  7. Henry, I am always happy to see your comments about homeschooling, but I am uncomfortable with the way in which the comments here have aligned them with unschooling. I should preface the following comments with some necessary context that should reinforce the fact that my interest in this subject is not merely theoretical: my wife and I homeschool our two young children and my wife is also a board member of a local coop school, in which she also teaches Latin. We own and operate part of an educational publisher that sells partly, although not exclusively, to homeschoolers. I myself have been directly involved in the production of a Greek curriculum for families, including children as young as 8, of which we have happily sold thousands of copies.

    In particular, many homeschooling parents object to unschooling not because of its potential to undermine credibility with school administrators, but because of its potential to undermine education completely. Some unschoolers mistake a child’s every whim for a necessary and desirable individual pursuit. I object to this kind of pandering. Quite frankly, I want my children to pursue art, programming, game development, comic books, and other creative virtues that develop from their own interests and talents. But I also want them to be versed in an intellectual tradition.

    To be fair, there are many flavors of unschoolers, but I grimace at the hyphenation of the terms in these comments. We homeschool because we are interested in a grounded education for our children that includes materials not taught in the public schools. Yes, we are also interested in the flexibility to follow our kids’ individual needs, wants, or desires. But for us, and for many other homeschoolers, these traits are balanced against a considerable measure of traditional material and approaches. Just as I might not want the readers here to think that homeschooling is limited to a religious practice, I also wouldn’t want the readers here to think that homeschooling is limited to one particular educational philosophy.

  8. Henry Jenkins says:

    A reader above asks for the details on the McCloud family tour. You can get the schedule as far as it has been announced at

    Nothing listed for Chicago yet but it looks like the Midwest is scheduled for Spring 2007.

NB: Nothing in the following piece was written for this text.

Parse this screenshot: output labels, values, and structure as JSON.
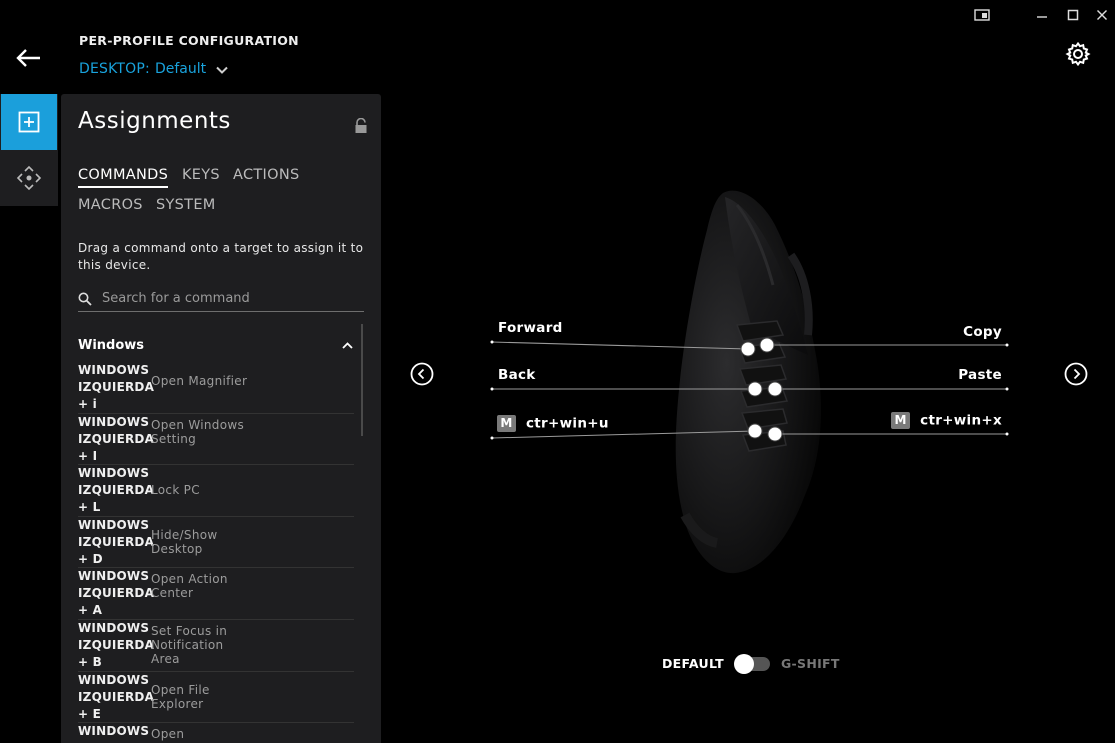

  9. There are no so many people who stand for homeschooling but i think that for some young people, it is not bad at all… and even preferable. I was studying at home for 3 years and that was the best time for me – besided getting education at my own pace, I learnt to manage my time and enjoyed real freedom 🙂